[INPUT RECORDS — start]
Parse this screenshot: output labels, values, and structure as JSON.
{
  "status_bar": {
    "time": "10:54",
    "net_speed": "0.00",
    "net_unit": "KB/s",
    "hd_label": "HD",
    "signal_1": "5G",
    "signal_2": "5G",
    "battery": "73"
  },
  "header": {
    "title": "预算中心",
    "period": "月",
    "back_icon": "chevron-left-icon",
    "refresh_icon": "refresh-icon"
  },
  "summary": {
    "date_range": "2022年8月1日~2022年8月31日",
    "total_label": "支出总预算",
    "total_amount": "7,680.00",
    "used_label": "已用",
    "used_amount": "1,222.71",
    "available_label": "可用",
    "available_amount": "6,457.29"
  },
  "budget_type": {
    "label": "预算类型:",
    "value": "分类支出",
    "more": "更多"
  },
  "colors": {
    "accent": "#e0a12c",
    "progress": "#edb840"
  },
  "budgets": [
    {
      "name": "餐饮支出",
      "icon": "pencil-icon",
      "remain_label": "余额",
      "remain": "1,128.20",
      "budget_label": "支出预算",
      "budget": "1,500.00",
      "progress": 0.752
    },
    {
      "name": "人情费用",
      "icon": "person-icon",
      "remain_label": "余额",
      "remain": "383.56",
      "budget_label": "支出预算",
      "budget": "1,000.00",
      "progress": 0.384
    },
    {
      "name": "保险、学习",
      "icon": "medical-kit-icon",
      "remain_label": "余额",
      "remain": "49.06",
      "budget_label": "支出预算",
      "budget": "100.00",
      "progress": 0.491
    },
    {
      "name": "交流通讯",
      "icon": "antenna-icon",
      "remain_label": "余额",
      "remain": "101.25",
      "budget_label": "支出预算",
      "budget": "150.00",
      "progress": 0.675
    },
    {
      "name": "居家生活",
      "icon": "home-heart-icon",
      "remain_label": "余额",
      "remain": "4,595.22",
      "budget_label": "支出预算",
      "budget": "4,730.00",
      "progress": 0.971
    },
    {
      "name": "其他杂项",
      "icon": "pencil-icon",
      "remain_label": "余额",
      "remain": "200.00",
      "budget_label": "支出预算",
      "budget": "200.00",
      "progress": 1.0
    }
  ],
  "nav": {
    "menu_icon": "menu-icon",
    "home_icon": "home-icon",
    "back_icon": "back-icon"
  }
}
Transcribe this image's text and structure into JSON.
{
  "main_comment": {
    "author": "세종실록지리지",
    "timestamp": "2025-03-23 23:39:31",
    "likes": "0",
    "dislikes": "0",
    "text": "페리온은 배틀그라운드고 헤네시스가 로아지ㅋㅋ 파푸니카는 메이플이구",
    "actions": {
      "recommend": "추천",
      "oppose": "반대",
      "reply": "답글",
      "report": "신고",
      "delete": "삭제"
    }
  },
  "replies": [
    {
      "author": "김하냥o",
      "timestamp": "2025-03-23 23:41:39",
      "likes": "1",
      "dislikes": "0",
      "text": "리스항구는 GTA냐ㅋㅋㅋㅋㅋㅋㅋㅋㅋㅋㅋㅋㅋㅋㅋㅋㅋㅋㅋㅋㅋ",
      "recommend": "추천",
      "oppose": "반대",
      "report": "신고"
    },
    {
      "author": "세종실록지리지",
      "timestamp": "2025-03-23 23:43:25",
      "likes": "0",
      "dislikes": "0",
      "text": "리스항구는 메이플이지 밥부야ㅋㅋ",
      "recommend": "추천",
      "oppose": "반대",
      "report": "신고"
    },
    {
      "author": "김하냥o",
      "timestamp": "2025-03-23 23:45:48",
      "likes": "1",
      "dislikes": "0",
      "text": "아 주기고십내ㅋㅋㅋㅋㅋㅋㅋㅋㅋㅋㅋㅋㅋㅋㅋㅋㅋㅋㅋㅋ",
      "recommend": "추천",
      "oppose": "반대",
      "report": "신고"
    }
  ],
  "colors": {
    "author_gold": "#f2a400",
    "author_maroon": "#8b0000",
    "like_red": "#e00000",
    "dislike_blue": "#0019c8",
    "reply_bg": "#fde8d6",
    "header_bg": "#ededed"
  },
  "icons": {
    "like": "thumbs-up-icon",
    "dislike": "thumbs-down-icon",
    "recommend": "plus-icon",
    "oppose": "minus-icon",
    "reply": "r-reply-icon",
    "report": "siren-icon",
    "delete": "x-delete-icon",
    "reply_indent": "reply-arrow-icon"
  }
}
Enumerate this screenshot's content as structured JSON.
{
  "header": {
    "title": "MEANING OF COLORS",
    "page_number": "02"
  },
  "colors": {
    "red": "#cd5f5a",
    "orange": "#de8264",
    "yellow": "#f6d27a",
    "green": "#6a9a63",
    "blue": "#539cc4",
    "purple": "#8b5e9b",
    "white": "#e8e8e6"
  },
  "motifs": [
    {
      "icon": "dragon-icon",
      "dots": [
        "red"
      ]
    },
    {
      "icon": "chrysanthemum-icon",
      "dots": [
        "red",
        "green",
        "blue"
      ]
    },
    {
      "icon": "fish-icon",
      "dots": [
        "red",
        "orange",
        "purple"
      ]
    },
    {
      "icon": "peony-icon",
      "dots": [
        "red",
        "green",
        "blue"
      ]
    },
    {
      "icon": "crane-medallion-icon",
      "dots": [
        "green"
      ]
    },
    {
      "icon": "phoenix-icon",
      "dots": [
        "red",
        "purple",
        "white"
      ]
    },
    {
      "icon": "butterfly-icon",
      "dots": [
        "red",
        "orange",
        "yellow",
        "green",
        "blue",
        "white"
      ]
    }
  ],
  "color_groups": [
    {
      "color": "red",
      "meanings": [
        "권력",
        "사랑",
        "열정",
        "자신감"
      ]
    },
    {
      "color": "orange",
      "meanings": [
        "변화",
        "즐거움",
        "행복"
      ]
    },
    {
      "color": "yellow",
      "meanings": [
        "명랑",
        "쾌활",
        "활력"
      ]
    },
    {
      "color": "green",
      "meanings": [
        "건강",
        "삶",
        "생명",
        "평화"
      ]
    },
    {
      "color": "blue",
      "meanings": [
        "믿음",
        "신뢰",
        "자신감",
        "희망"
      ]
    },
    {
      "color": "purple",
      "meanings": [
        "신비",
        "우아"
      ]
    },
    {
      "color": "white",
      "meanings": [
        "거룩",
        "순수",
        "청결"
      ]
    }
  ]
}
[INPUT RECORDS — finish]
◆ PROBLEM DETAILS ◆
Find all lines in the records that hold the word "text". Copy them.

◆ SOLUTION FOR THIS PROBLEM ◆
Transcribe this image's text and structure into JSON.
    "text": "페리온은 배틀그라운드고 헤네시스가 로아지ㅋㅋ 파푸니카는 메이플이구",
      "text": "리스항구는 GTA냐ㅋㅋㅋㅋㅋㅋㅋㅋㅋㅋㅋㅋㅋㅋㅋㅋㅋㅋㅋㅋㅋ",
      "text": "리스항구는 메이플이지 밥부야ㅋㅋ",
      "text": "아 주기고십내ㅋㅋㅋㅋㅋㅋㅋㅋㅋㅋㅋㅋㅋㅋㅋㅋㅋㅋㅋㅋ",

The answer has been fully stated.